Written by: Bobby Brown
More than 50 years after Chris Barnard revolutionised the field of organ transplants, the medical fraternity is again on the precipice of a similar breakthrough. The last few months have seen several cases of experimental xenotransplants happening with various degrees of success. Xenotransplantation is the controversial science of transplanting organs or tissue between species – in this case, from pigs to humans. The one that garnered the most publicity was of a dying American man, who was given the genetically altered heart of a pig.
57-year-old David Bennett lived for two months, before succumbing of unspecified circumstances, but his sacrifice had opened the floodgates of possibilities. Supporters of the procedure point out that Louis Washkansky – the recipient of Barnard’s heart transplant in 1967 – lived for only 18 days after the surgery, which set the tone for the future of transplants.
More Experimental Pig Transplant Organ Surgeries
The medical world is eagerly awaiting the publication of results from Bennett’s surgery in a peer-reviewed medical journal in due course.

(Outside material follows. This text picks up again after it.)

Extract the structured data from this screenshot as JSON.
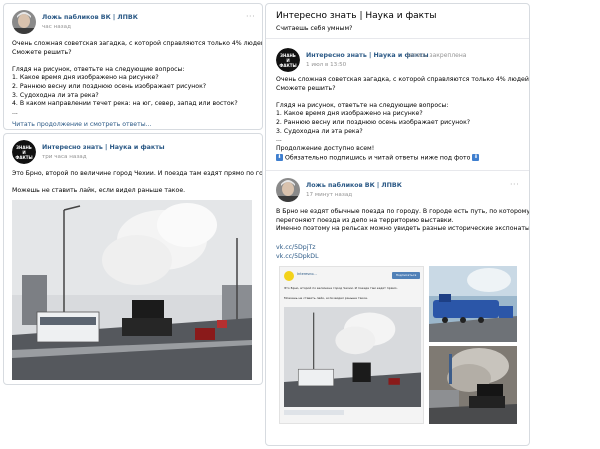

The results will undoubtedly add to the growing pool of knowledge being collected from other pioneering xenotransplantation experiments. In October last year, surgeons in New York attached a genetically-modified pig kidney to the thigh of a cadaver, and were delighted to observe it functioning normally almost immediately. In January this year, the University of Alabama followed suit – doing a similar experiment, using a brain-dead man and were able to observe the normal functioning of two kidneys for three days. Their data has already been peer-reviewed and published. Much of the breakthrough comes during the preparation, when highly advanced and complicated gene editing is done to remove a specific molecule that triggers an immune response in the human body, resulting in immediate rejection.
The End Of Organ Donor Waiting Lists
Pig suitability for organ harvesting is something science has been looking into for decades, but it’s only now, with modern medicine and techniques that they are notching up these successes. The big question now is, with many thousands on waiting lists and many more dying every year without suitable donors, will these breakthroughs eventually solve the world’s organ shortage problem? To answer that question, small clinical trials are being planned for later this year.
A Future Of Pig Organ Harvesting
Some believe that raising genetically-altered pigs could be the answer to a sustainable and renewable source of organs for humans in need. This will solve the status quo, which is having to wait for a casualty, in the hope that it is a match to the patient in need. One expert believes that within the next 3-10 years, pigs could be used to grow lungs, livers, tissue, valves, skin grafts and of course hearts to be transplanted into humans.